On the day of an unusual Railway Budget, Jaitley spelt out Modi Govt's philosophy, speaking in the context of opposition to the Land Bill
No new trains in the Railway Budget and the Bharatiya Janata Party’s steadfast position on the Land Acquisition (Amendment) Bill are signals from Prime Minister Narendra Modi and his team of senior Cabinet ministers that the National Democratic Alliance is determined to pursue its reformist development-oriented agenda.
The government is unlikely to follow the footsteps of preceding coalition governments that used exercises like Railway Budgets to keep their flock of members of Parliament happy and also reach out to existing and potential allies.
In his speech, Railway Minister Suresh Prabhu, a chartered accountant by training, frequently used management buzzwords.
He spoke of 'four goals', 'five drivers' of change, and '11 thrust areas' for the Indian Railways in the next five years.
The 64-year-old made MPs unhappy, particularly of National Democratic Alliance allies, by announcing no new trains and twice used the phrase how it cannot be 'business as usual'.
In the Rajya Sabha, Finance Minister Arun Jaitley, in his reply to the motion of thanks on the President’s address, quoted American businessman Ross Perot: “Lead me, follow me or get out of the way.”
Perot had fought the 1992 US Presidential elections as an independent on the plank of a reformist economic agenda.
Jaitley was speaking in the context of the opposition to the Land Bill.
The message, sources said, was not only to the opposition but also to the National Democratic Alliance allies who have been read the riot act for making noises against the land Bill.
Prabhu did promise members of Parliament that their suggestions on new trains will be considered, while senior ministers have reached out to All-India Anna Dravida Munnetra Kazhagam, Samajwadi Party and West Bengal Chief Minister Mamata Banerjee on the land Bill.
However, the government is not in a mood to yield on substantive provisions of the land Bill, or burden the Railways with more new trains.
Among the allies, the Shiv Sena MPs complained that their state was being ignored.
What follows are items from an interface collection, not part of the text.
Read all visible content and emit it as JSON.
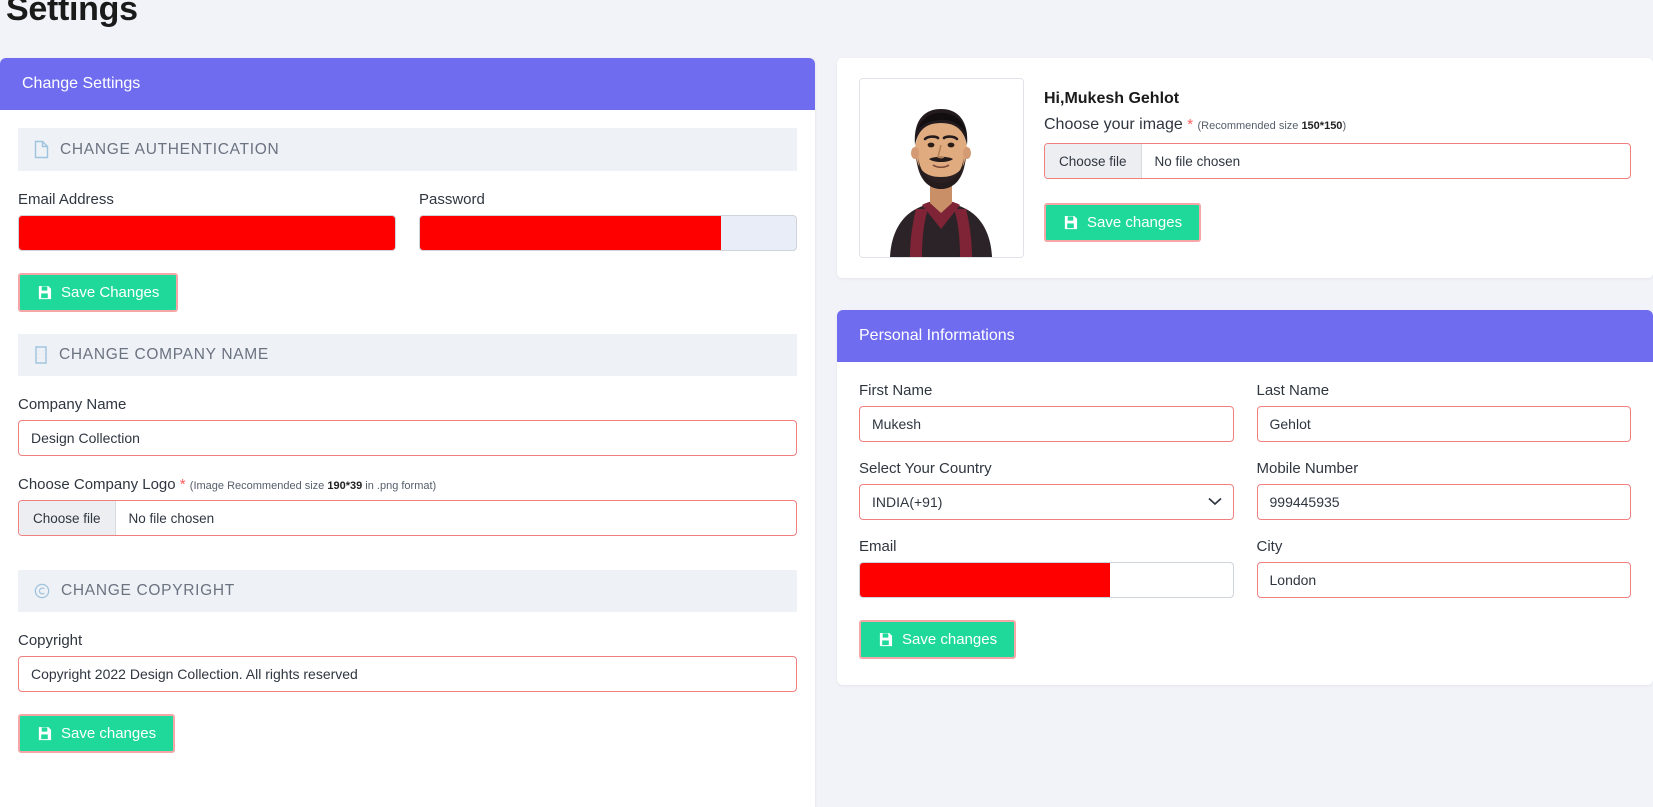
{
  "page": {
    "title": "Settings"
  },
  "theme": {
    "header_purple": "#6f6cf0",
    "button_green": "#1ed99a",
    "validation_red": "#f08080",
    "redaction_red": "#ff0000",
    "section_bg": "#eef1f6",
    "page_bg": "#f2f3f8"
  },
  "left_card": {
    "header": "Change Settings",
    "sections": [
      {
        "icon": "file-icon",
        "title": "CHANGE AUTHENTICATION",
        "fields": {
          "email_label": "Email Address",
          "email_value": "",
          "password_label": "Password",
          "password_value": ""
        },
        "save_label": "Save Changes"
      },
      {
        "icon": "building-icon",
        "title": "CHANGE COMPANY NAME",
        "fields": {
          "company_label": "Company Name",
          "company_value": "Design Collection",
          "logo_label": "Choose Company Logo",
          "logo_required": "*",
          "logo_hint_pre": "(Image Recommended size ",
          "logo_hint_bold": "190*39",
          "logo_hint_post": " in .png format)",
          "choose_file": "Choose file",
          "no_file": "No file chosen"
        }
      },
      {
        "icon": "copyright-icon",
        "title": "CHANGE COPYRIGHT",
        "fields": {
          "copyright_label": "Copyright",
          "copyright_value": "Copyright 2022 Design Collection. All rights reserved"
        },
        "save_label": "Save changes"
      }
    ]
  },
  "profile_card": {
    "avatar_name": "user-avatar-photo",
    "greeting": "Hi,Mukesh Gehlot",
    "choose_image_label": "Choose your image",
    "required": "*",
    "hint_pre": "(Recommended size ",
    "hint_bold": "150*150",
    "hint_post": ")",
    "choose_file": "Choose file",
    "no_file": "No file chosen",
    "save_label": "Save changes"
  },
  "personal_info": {
    "header": "Personal Informations",
    "first_name_label": "First Name",
    "first_name_value": "Mukesh",
    "last_name_label": "Last Name",
    "last_name_value": "Gehlot",
    "country_label": "Select Your Country",
    "country_value": "INDIA(+91)",
    "mobile_label": "Mobile Number",
    "mobile_value": "999445935",
    "email_label": "Email",
    "email_value": "",
    "city_label": "City",
    "city_value": "London",
    "save_label": "Save changes"
  }
}
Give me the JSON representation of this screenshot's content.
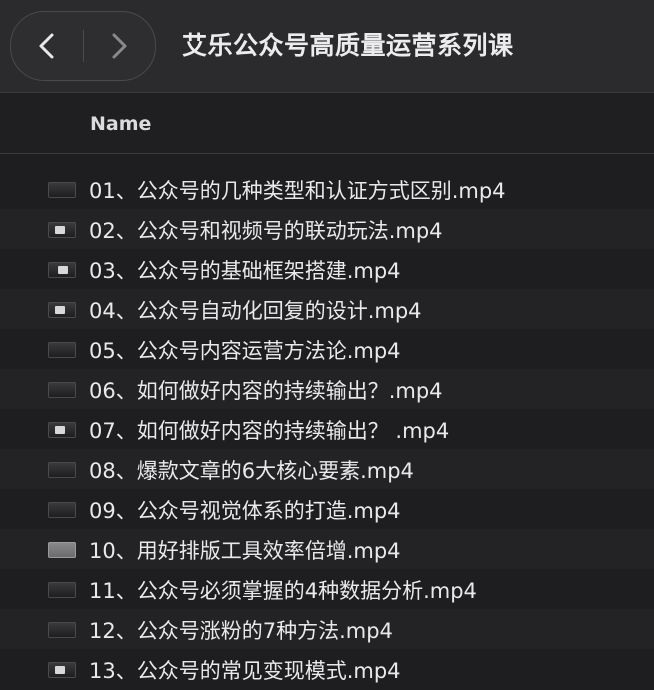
{
  "window": {
    "title": "艾乐公众号高质量运营系列课"
  },
  "nav": {
    "back_icon": "chevron-left-icon",
    "forward_icon": "chevron-right-icon"
  },
  "columns": {
    "name_header": "Name"
  },
  "files": [
    {
      "name": "01、公众号的几种类型和认证方式区别.mp4",
      "thumb": "dark"
    },
    {
      "name": "02、公众号和视频号的联动玩法.mp4",
      "thumb": "spot-left"
    },
    {
      "name": "03、公众号的基础框架搭建.mp4",
      "thumb": "spot-mid"
    },
    {
      "name": "04、公众号自动化回复的设计.mp4",
      "thumb": "spot-left"
    },
    {
      "name": "05、公众号内容运营方法论.mp4",
      "thumb": "dark"
    },
    {
      "name": "06、如何做好内容的持续输出？.mp4",
      "thumb": "dark"
    },
    {
      "name": "07、如何做好内容的持续输出？ .mp4",
      "thumb": "spot-left"
    },
    {
      "name": "08、爆款文章的6大核心要素.mp4",
      "thumb": "dark"
    },
    {
      "name": "09、公众号视觉体系的打造.mp4",
      "thumb": "dark"
    },
    {
      "name": "10、用好排版工具效率倍增.mp4",
      "thumb": "light"
    },
    {
      "name": "11、公众号必须掌握的4种数据分析.mp4",
      "thumb": "dark"
    },
    {
      "name": "12、公众号涨粉的7种方法.mp4",
      "thumb": "dark"
    },
    {
      "name": "13、公众号的常见变现模式.mp4",
      "thumb": "spot-left"
    }
  ]
}
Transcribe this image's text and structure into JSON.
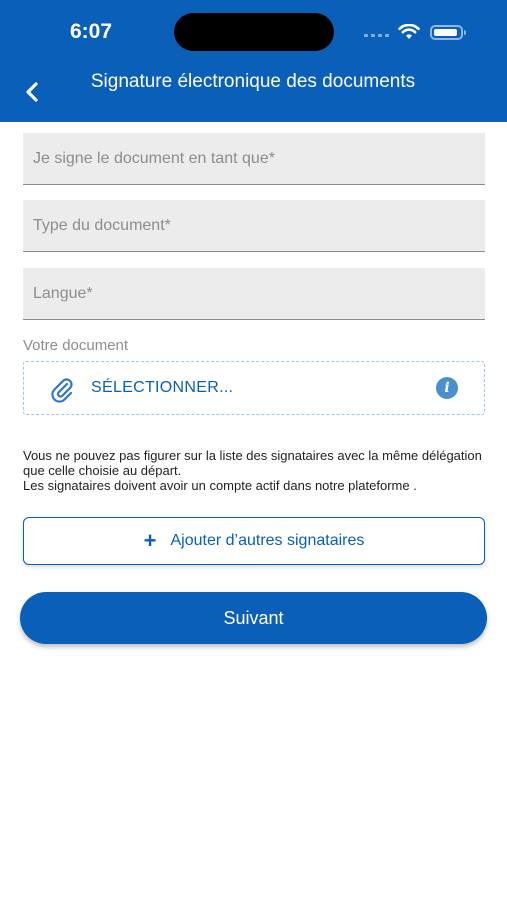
{
  "status_bar": {
    "time": "6:07"
  },
  "header": {
    "title": "Signature électronique des documents"
  },
  "form": {
    "signer_role": {
      "placeholder": "Je signe le document en tant que*",
      "value": ""
    },
    "document_type": {
      "placeholder": "Type du document*",
      "value": ""
    },
    "language": {
      "placeholder": "Langue*",
      "value": ""
    },
    "document_label": "Votre document",
    "select_label": "SÉLECTIONNER..."
  },
  "notice": {
    "line1": "Vous ne pouvez pas figurer sur la liste des signataires avec la même délégation que celle choisie au départ.",
    "line2": "Les signataires doivent avoir un compte actif dans notre plateforme ."
  },
  "buttons": {
    "add_signers": "Ajouter d’autres signataires",
    "next": "Suivant"
  },
  "colors": {
    "primary": "#0a5fb8",
    "field_bg": "#ececec"
  }
}
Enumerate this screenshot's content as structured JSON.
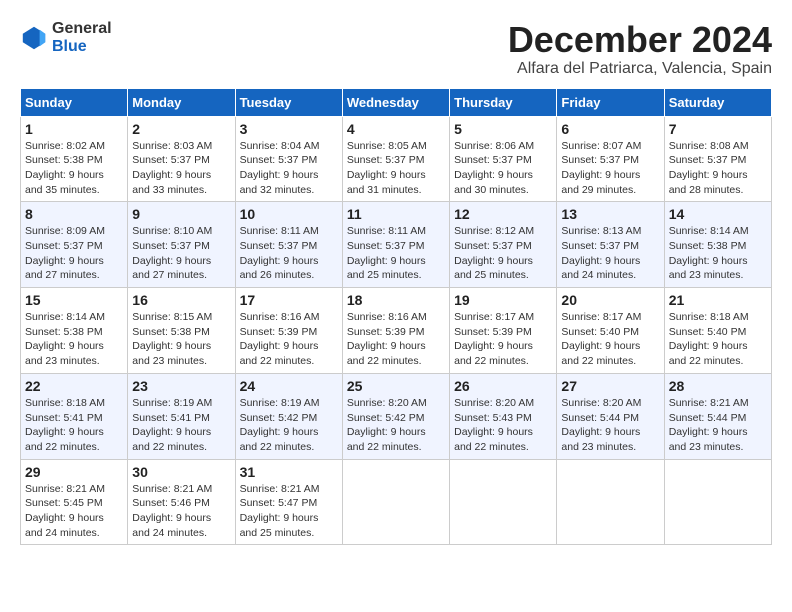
{
  "logo": {
    "general": "General",
    "blue": "Blue"
  },
  "title": "December 2024",
  "location": "Alfara del Patriarca, Valencia, Spain",
  "headers": [
    "Sunday",
    "Monday",
    "Tuesday",
    "Wednesday",
    "Thursday",
    "Friday",
    "Saturday"
  ],
  "weeks": [
    [
      {
        "day": "1",
        "sunrise": "Sunrise: 8:02 AM",
        "sunset": "Sunset: 5:38 PM",
        "daylight": "Daylight: 9 hours and 35 minutes."
      },
      {
        "day": "2",
        "sunrise": "Sunrise: 8:03 AM",
        "sunset": "Sunset: 5:37 PM",
        "daylight": "Daylight: 9 hours and 33 minutes."
      },
      {
        "day": "3",
        "sunrise": "Sunrise: 8:04 AM",
        "sunset": "Sunset: 5:37 PM",
        "daylight": "Daylight: 9 hours and 32 minutes."
      },
      {
        "day": "4",
        "sunrise": "Sunrise: 8:05 AM",
        "sunset": "Sunset: 5:37 PM",
        "daylight": "Daylight: 9 hours and 31 minutes."
      },
      {
        "day": "5",
        "sunrise": "Sunrise: 8:06 AM",
        "sunset": "Sunset: 5:37 PM",
        "daylight": "Daylight: 9 hours and 30 minutes."
      },
      {
        "day": "6",
        "sunrise": "Sunrise: 8:07 AM",
        "sunset": "Sunset: 5:37 PM",
        "daylight": "Daylight: 9 hours and 29 minutes."
      },
      {
        "day": "7",
        "sunrise": "Sunrise: 8:08 AM",
        "sunset": "Sunset: 5:37 PM",
        "daylight": "Daylight: 9 hours and 28 minutes."
      }
    ],
    [
      {
        "day": "8",
        "sunrise": "Sunrise: 8:09 AM",
        "sunset": "Sunset: 5:37 PM",
        "daylight": "Daylight: 9 hours and 27 minutes."
      },
      {
        "day": "9",
        "sunrise": "Sunrise: 8:10 AM",
        "sunset": "Sunset: 5:37 PM",
        "daylight": "Daylight: 9 hours and 27 minutes."
      },
      {
        "day": "10",
        "sunrise": "Sunrise: 8:11 AM",
        "sunset": "Sunset: 5:37 PM",
        "daylight": "Daylight: 9 hours and 26 minutes."
      },
      {
        "day": "11",
        "sunrise": "Sunrise: 8:11 AM",
        "sunset": "Sunset: 5:37 PM",
        "daylight": "Daylight: 9 hours and 25 minutes."
      },
      {
        "day": "12",
        "sunrise": "Sunrise: 8:12 AM",
        "sunset": "Sunset: 5:37 PM",
        "daylight": "Daylight: 9 hours and 25 minutes."
      },
      {
        "day": "13",
        "sunrise": "Sunrise: 8:13 AM",
        "sunset": "Sunset: 5:37 PM",
        "daylight": "Daylight: 9 hours and 24 minutes."
      },
      {
        "day": "14",
        "sunrise": "Sunrise: 8:14 AM",
        "sunset": "Sunset: 5:38 PM",
        "daylight": "Daylight: 9 hours and 23 minutes."
      }
    ],
    [
      {
        "day": "15",
        "sunrise": "Sunrise: 8:14 AM",
        "sunset": "Sunset: 5:38 PM",
        "daylight": "Daylight: 9 hours and 23 minutes."
      },
      {
        "day": "16",
        "sunrise": "Sunrise: 8:15 AM",
        "sunset": "Sunset: 5:38 PM",
        "daylight": "Daylight: 9 hours and 23 minutes."
      },
      {
        "day": "17",
        "sunrise": "Sunrise: 8:16 AM",
        "sunset": "Sunset: 5:39 PM",
        "daylight": "Daylight: 9 hours and 22 minutes."
      },
      {
        "day": "18",
        "sunrise": "Sunrise: 8:16 AM",
        "sunset": "Sunset: 5:39 PM",
        "daylight": "Daylight: 9 hours and 22 minutes."
      },
      {
        "day": "19",
        "sunrise": "Sunrise: 8:17 AM",
        "sunset": "Sunset: 5:39 PM",
        "daylight": "Daylight: 9 hours and 22 minutes."
      },
      {
        "day": "20",
        "sunrise": "Sunrise: 8:17 AM",
        "sunset": "Sunset: 5:40 PM",
        "daylight": "Daylight: 9 hours and 22 minutes."
      },
      {
        "day": "21",
        "sunrise": "Sunrise: 8:18 AM",
        "sunset": "Sunset: 5:40 PM",
        "daylight": "Daylight: 9 hours and 22 minutes."
      }
    ],
    [
      {
        "day": "22",
        "sunrise": "Sunrise: 8:18 AM",
        "sunset": "Sunset: 5:41 PM",
        "daylight": "Daylight: 9 hours and 22 minutes."
      },
      {
        "day": "23",
        "sunrise": "Sunrise: 8:19 AM",
        "sunset": "Sunset: 5:41 PM",
        "daylight": "Daylight: 9 hours and 22 minutes."
      },
      {
        "day": "24",
        "sunrise": "Sunrise: 8:19 AM",
        "sunset": "Sunset: 5:42 PM",
        "daylight": "Daylight: 9 hours and 22 minutes."
      },
      {
        "day": "25",
        "sunrise": "Sunrise: 8:20 AM",
        "sunset": "Sunset: 5:42 PM",
        "daylight": "Daylight: 9 hours and 22 minutes."
      },
      {
        "day": "26",
        "sunrise": "Sunrise: 8:20 AM",
        "sunset": "Sunset: 5:43 PM",
        "daylight": "Daylight: 9 hours and 22 minutes."
      },
      {
        "day": "27",
        "sunrise": "Sunrise: 8:20 AM",
        "sunset": "Sunset: 5:44 PM",
        "daylight": "Daylight: 9 hours and 23 minutes."
      },
      {
        "day": "28",
        "sunrise": "Sunrise: 8:21 AM",
        "sunset": "Sunset: 5:44 PM",
        "daylight": "Daylight: 9 hours and 23 minutes."
      }
    ],
    [
      {
        "day": "29",
        "sunrise": "Sunrise: 8:21 AM",
        "sunset": "Sunset: 5:45 PM",
        "daylight": "Daylight: 9 hours and 24 minutes."
      },
      {
        "day": "30",
        "sunrise": "Sunrise: 8:21 AM",
        "sunset": "Sunset: 5:46 PM",
        "daylight": "Daylight: 9 hours and 24 minutes."
      },
      {
        "day": "31",
        "sunrise": "Sunrise: 8:21 AM",
        "sunset": "Sunset: 5:47 PM",
        "daylight": "Daylight: 9 hours and 25 minutes."
      },
      null,
      null,
      null,
      null
    ]
  ]
}
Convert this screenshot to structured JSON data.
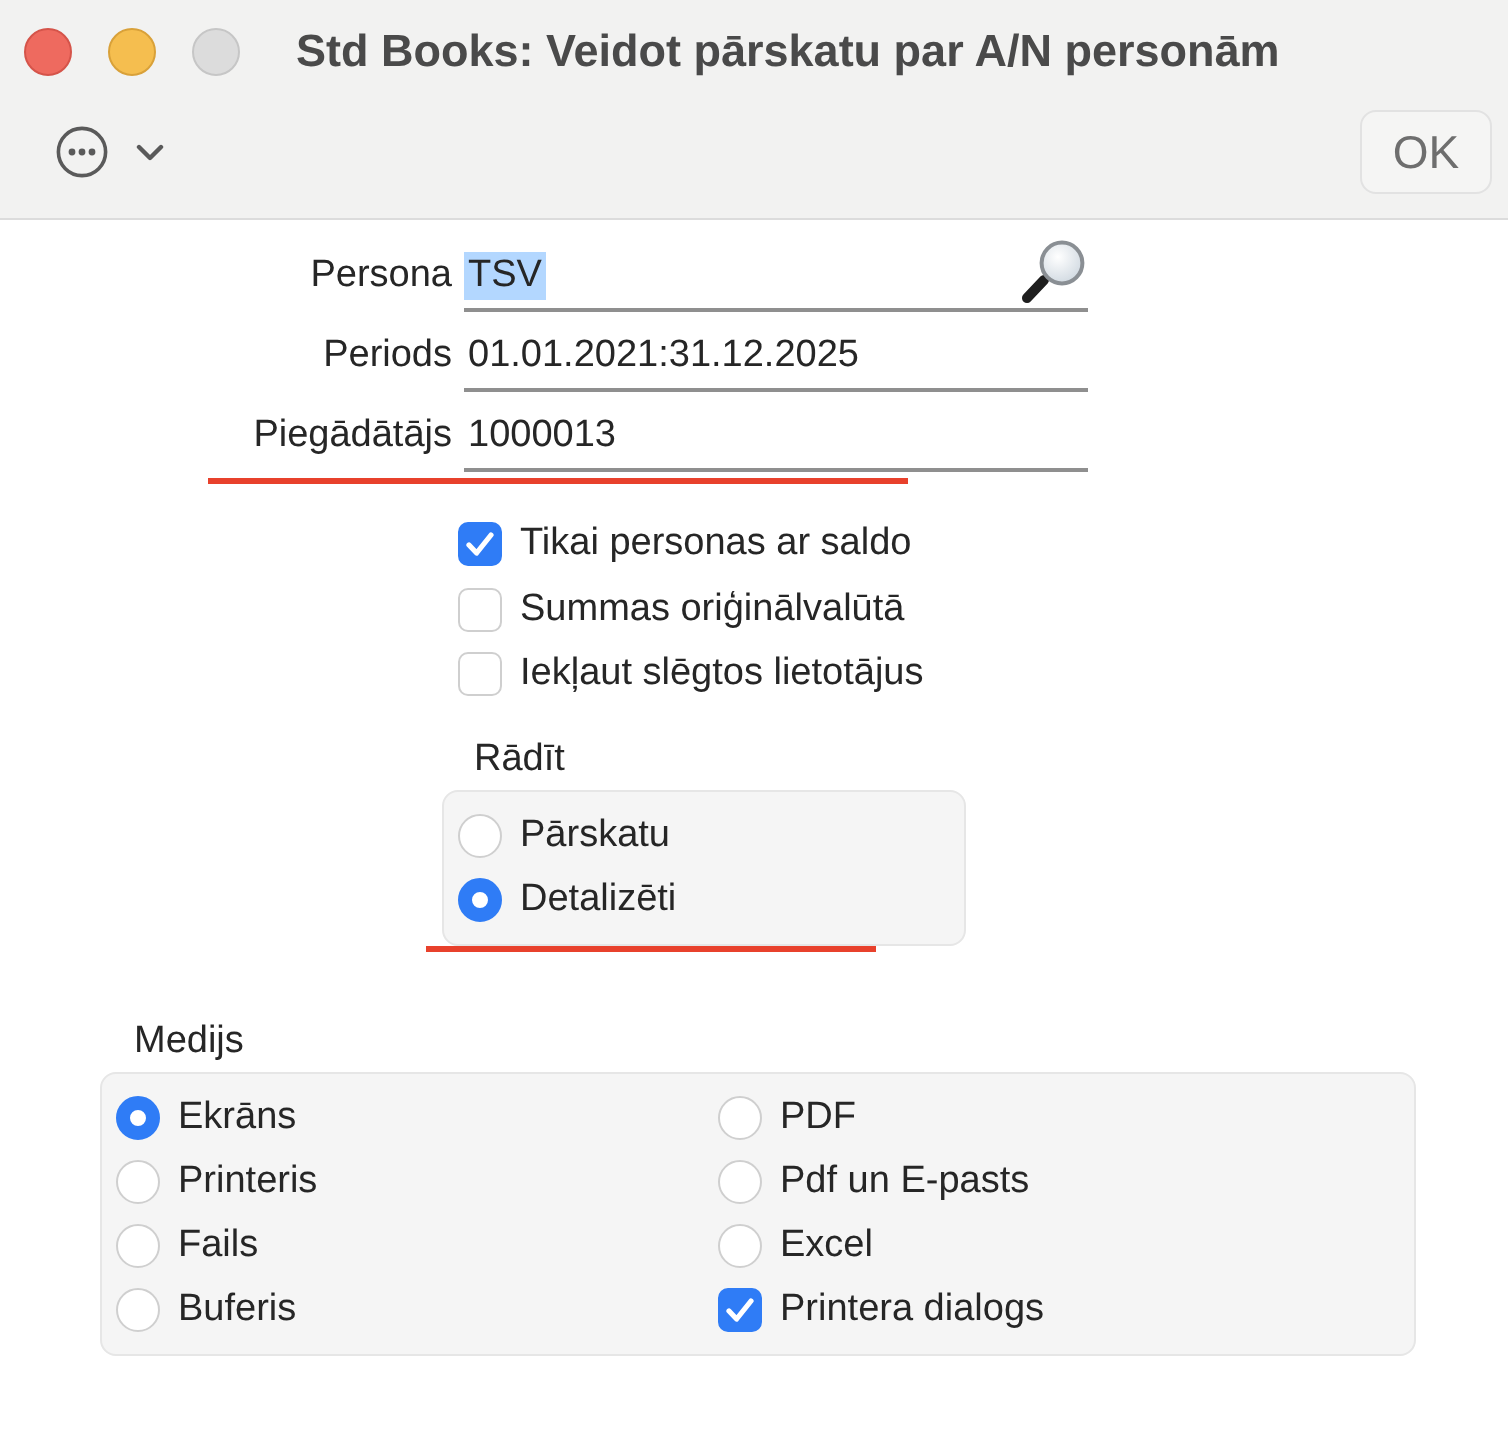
{
  "window": {
    "title": "Std Books: Veidot pārskatu par A/N personām",
    "buttons": [
      {
        "kind": "close",
        "disabled": false
      },
      {
        "kind": "minimize",
        "disabled": false
      },
      {
        "kind": "zoom",
        "disabled": true
      }
    ]
  },
  "toolbar": {
    "ok_button": "OK"
  },
  "fields": [
    {
      "label": "Persona",
      "value": "TSV",
      "text_selected": true,
      "lookup": true,
      "highlighted": false
    },
    {
      "label": "Periods",
      "value": "01.01.2021:31.12.2025",
      "text_selected": false,
      "lookup": false,
      "highlighted": false
    },
    {
      "label": "Piegādātājs",
      "value": "1000013",
      "text_selected": false,
      "lookup": false,
      "highlighted": true
    }
  ],
  "checkboxes": [
    {
      "label": "Tikai personas ar saldo",
      "checked": true
    },
    {
      "label": "Summas oriģinālvalūtā",
      "checked": false
    },
    {
      "label": "Iekļaut slēgtos lietotājus",
      "checked": false
    }
  ],
  "show_group": {
    "title": "Rādīt",
    "highlighted": true,
    "options": [
      {
        "label": "Pārskatu",
        "selected": false
      },
      {
        "label": "Detalizēti",
        "selected": true
      }
    ]
  },
  "media_group": {
    "title": "Medijs",
    "columns": [
      [
        {
          "kind": "radio",
          "label": "Ekrāns",
          "selected": true
        },
        {
          "kind": "radio",
          "label": "Printeris",
          "selected": false
        },
        {
          "kind": "radio",
          "label": "Fails",
          "selected": false
        },
        {
          "kind": "radio",
          "label": "Buferis",
          "selected": false
        }
      ],
      [
        {
          "kind": "radio",
          "label": "PDF",
          "selected": false
        },
        {
          "kind": "radio",
          "label": "Pdf un E-pasts",
          "selected": false
        },
        {
          "kind": "radio",
          "label": "Excel",
          "selected": false
        },
        {
          "kind": "checkbox",
          "label": "Printera dialogs",
          "selected": true
        }
      ]
    ]
  }
}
Prabhu hails from Maharashtra and was a member of the Shiv Sena before he joined BJP recently.
Sena MP from Thane Rajan Vichare bemoaned how the Railway minister has done nothing for the Mumbai suburban railway or for Maharashtra. Opposition MPs also complained that outlay for states was reduced.
Communist Party of India (Marxist) MP Md Salim said the Budget has reduced allocation for West Bengal and Kolkata Metro.
The opposition slammed the Budget. Congress’s Veerappa Moily faulted the plan to utilise pension funds, former Railway Minister Dinesh Trivedi said he feared the Railways will go bankrupt the Air India way, while CPM’s P Rajeeve criticised the Budget’s intent to privatise Railways.
But the government's top leadership was happy with Prabhu's Budget.
The Railway minister acknowledged Prime Minister Narendra Modi seven times in his speech, and thrice the assistance by Finance Minister Arun Jaitley.
He referred to how the Railways will pursue projects close to the PM’s heart -- Swachh Bharat, Digital India, Skill India, cooperative federalism, Yoga training for railway employees and Make in India.
The minister also invoked Mahatma Gandhi, Gandhian Vinoba Bhave, Swami Vivekananda and the plan to institute a chair for study of railway technology at IIT-Banaras Hindu University, the constituency of the PM, in the name of Bharat Ratna Madan Mohan Malaviya.
The minister said the one 'big idea' of the Budget was to 'transform' Railways.
“But the question arises in my heart: Hey prabhu (the Lord), how will this be accomplished,” said Prabhu, which led to peals of laughter.
“That prabhu didn’t answer, so this Prabhu thought the Railways could be transformed in the centenary year when Mahatma Gandhi returned (from South Africa) to India,” he said.
Prabhu said ways could be found for the Railways to take 'rebirth' when there are ample resources and a 'strong political will'.
Image: Finance minister Arun Jaitely. Photograph: Danish Ismail/Reuters